Walked into Microcenter the other day. They asked if I would like my receipt emailed, printed or both. Did I really want to give Microcenter my email address, so I can get spammed? And what’s the value of the receipt in the first place. Mine sit in a shoe box on top of the refrigerator.
Retailers are desperate to tap your buying habits and sell you more stuff. While I’ve been carrying a Kroger Loyalty card for years, I’ve never once received a personalized email featuring products I usually purchase.
IDEA Strawberry pop-tarts sell before a Hurricane. Diapers and beer are a staple of Friday nights. Nacho cheese dip can be found on the chip aisle. These are examples of obvious relationships. But hidden inside the petabytes of receipt data are strong correlations between highly disparate products. These are products that the masses (crowd sourced) think go hand-in-hand, but perhaps you haven’t made the connection yet.
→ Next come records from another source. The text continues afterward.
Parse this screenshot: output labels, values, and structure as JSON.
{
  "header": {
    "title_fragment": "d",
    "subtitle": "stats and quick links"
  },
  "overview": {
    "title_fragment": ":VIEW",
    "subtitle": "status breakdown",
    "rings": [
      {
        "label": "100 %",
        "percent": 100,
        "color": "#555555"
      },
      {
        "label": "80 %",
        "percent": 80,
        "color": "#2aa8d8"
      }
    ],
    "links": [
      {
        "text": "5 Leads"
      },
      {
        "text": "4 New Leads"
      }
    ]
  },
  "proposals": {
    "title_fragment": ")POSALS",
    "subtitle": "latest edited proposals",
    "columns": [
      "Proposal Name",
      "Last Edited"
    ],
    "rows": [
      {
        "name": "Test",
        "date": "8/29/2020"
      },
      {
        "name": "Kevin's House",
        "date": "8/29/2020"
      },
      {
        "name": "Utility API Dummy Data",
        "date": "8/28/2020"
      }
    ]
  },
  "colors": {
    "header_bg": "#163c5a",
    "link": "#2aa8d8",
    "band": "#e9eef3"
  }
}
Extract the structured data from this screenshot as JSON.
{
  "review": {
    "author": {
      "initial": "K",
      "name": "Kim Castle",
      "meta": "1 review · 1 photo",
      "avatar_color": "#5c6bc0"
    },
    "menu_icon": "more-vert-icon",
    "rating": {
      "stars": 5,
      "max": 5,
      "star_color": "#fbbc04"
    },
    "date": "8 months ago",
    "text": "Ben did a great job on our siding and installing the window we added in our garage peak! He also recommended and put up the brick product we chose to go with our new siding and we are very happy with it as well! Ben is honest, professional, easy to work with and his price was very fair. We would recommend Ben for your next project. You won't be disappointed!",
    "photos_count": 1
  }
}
Today Kroger pitches the same sale on diapers to everyone, even single guys. Next up? If I buy Huggies, I will probably get a coupon for Pampers. But I already like Huggies. The real solution is to connect specific diaper sizes to other products in the store. One day, I may buy Huggies in a toddler size and get a coupon attached to my receipt for a family sized frozen lasagna. The key is not to give me deals on stuff I already buy or competitor products. It’s to lead me to purchase something I would have never considered I needed.